Ramin Gray issued with formal warning by ATC after four misconduct claims upheld
Actors Touring Company has issued a formal written warning to Ramin Gray following an investigation into claims of inappropriate behaviour by the artistic director.
The investigation, which was launched in November 2017 after allegations of misconduct were made against the director, found that there were four instances of inappropriate conduct of a verbal nature, relating to two complainants. ATC declined to give any further details of the complaints because of its “duty to ensure confidentiality for all those involved in all stages of the investigation”.
Gray remains on a leave of absence from his role, and the company could not confirm whether or not he will remain in post. It said ATC and Gray “remain in discussion about ways forward”.
The remit of the investigation, carried out by solicitor Lucy McLynn, covered the period since Gray joined the company in 2010.
It involved interviews with complainants, ancillary witnesses and Gray himself, who “fully engaged with the process throughout”, according to an ATC press statement.
McLynn provided her report to ATC’s board in February, recommending that the matter was considered at a disciplinary hearing.
The disciplinary hearing was conducted by ATC board members, who determined an outcome in March 2018.
Gray appealed this outcome, and the appeal panel – made up of a selection of different ATC board members – gave its decision in May 2018, upholding four complaints against Gray of inappropriate verbal conduct. ATC has not confirmed whether or not the appeal outcome differed from the original decision in any way.
In line with McLynn’s initial recommendations, Gray has been issued with a formal written warning.
ATC said the process has been monitored by the Independent Theatre Council and all complainants have now been informed of the investigation’s result.
The chief executive of ITC, Charlotte Jones, said: “The ATC board has been scrupulous and thorough in commissioning an independent investigation and has run a fair and full employment process culminating in appropriate action.”
We need your help…
When you subscribe to The Stage, you’re investing in our journalism. And our journalism is invested in supporting theatre and the performing arts.
The Stage is a family business, operated by the same family since we were founded in 1880. We do not receive government funding. We are not owned by a large corporation.
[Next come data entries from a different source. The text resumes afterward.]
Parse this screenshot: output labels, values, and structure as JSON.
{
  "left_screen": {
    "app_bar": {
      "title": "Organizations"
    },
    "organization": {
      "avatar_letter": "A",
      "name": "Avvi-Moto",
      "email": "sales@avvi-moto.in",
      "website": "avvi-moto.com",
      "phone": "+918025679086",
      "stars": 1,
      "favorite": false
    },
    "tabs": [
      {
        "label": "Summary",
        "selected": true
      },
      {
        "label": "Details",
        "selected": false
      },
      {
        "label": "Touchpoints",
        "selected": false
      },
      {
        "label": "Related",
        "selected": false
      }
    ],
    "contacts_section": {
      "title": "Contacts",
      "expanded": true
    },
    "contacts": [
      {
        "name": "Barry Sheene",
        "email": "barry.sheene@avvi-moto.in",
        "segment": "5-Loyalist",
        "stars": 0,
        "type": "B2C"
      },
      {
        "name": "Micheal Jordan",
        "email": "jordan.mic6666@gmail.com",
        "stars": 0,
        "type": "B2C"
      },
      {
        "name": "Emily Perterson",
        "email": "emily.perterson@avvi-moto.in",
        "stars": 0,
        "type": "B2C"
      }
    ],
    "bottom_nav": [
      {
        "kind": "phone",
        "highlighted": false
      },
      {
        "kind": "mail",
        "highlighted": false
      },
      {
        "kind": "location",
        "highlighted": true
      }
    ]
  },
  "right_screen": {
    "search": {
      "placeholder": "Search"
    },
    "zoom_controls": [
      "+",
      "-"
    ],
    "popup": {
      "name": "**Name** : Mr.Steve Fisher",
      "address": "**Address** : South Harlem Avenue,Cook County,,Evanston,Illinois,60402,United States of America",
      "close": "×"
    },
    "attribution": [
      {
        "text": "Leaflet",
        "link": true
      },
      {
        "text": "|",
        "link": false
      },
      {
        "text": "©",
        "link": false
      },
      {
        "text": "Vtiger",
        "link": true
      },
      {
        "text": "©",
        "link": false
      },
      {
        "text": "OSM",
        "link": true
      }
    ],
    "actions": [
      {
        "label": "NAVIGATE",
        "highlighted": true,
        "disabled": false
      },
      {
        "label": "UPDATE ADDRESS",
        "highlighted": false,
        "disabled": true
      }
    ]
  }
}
Our editorial is not dictated by ticket sales.
We are fully independent, but this means we rely on revenue from readers to survive.
Help us continue to report on great work across the UK, champion new talent and keep up our investigative journalism that holds the powerful to account. Your subscription helps ensure our journalism can continue.